Aim: To determine whether adolescent alcohol use and/or other adolescent health risk behaviour predisposes to alcohol dependence in young adulthood.
Design: Seven-wave cohort study over 6 years.
Participant: A community sample of almost two thousand individuals followed from ages 14-15 to 20-21 years.
Outcome measure: Diagnostic and Statistical Manual volume IV (DSM-IV) alcohol dependence in participants aged 20-21 years and drinking three or more times a week.
Findings: Approximately 90% of participants consumed alcohol by age 20 years, 4.7% fulfilling DSM-IV alcohol dependence criteria. Alcohol dependence in young adults was preceded by higher persisting teenage rates of frequent drinking [odds ratio (OR) 8.1, 95% confidence interval (CI) 4.2, 16], binge drinking (OR 6.7, 95% CI 3.6, 12), alcohol-related injuries (OR 4.5 95% CI 1.9, 11), intense drinking (OR 4.8, 95% CI 2.6, 8.7), high dose tobacco use (OR 5.5, 95% CI 2.3, 13) and antisocial behaviour (OR 5.9, 95% CI 3.3, 11). After adjustment for other teenage predictors frequent drinking (OR 3.1, 95% CI 1.2, 7.7) and antisocial behaviour (OR 2.4, 95% CI 1.2, 5.1) held persisting independent associations with later alcohol dependence. There were no prospective associations found with emotional disturbance in adolescence.

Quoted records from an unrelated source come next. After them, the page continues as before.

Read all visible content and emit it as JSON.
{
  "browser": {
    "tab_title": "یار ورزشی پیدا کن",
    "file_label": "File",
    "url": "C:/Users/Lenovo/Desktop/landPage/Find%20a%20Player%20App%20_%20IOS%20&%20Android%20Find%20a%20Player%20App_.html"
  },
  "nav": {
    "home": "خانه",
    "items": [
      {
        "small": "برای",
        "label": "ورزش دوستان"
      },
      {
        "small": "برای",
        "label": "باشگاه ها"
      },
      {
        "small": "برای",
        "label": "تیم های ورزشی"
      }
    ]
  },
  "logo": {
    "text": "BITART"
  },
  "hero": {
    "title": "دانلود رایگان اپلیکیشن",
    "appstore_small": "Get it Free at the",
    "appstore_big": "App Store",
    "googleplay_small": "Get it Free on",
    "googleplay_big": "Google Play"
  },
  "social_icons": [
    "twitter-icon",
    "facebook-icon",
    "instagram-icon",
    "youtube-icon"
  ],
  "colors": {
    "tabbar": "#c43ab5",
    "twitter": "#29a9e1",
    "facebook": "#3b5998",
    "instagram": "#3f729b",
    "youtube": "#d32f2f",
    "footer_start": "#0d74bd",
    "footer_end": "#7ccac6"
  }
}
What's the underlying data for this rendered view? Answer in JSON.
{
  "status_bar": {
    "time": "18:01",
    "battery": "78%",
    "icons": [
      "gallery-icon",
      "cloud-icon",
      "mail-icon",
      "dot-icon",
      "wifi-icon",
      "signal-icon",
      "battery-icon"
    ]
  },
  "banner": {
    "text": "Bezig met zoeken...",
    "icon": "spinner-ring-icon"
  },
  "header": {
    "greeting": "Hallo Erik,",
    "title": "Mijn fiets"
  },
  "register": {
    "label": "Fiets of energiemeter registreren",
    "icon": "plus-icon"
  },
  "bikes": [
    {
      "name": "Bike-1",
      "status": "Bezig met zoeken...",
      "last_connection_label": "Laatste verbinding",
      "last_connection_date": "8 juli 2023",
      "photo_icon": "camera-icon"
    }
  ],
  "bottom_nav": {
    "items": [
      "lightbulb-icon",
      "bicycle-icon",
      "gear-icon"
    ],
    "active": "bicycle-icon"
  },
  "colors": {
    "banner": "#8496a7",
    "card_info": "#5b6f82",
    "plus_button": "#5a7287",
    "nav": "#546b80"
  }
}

Conclusion: Teenage drinking patterns and other health risk behaviours in adolescence predicted alcohol dependence in adulthood. Prevention and early intervention initiatives to reduce longer-term alcohol-related harm therefore need to address the factors, including alcohol supply, that influence teenage consumption and in particular high-risk drinking patterns.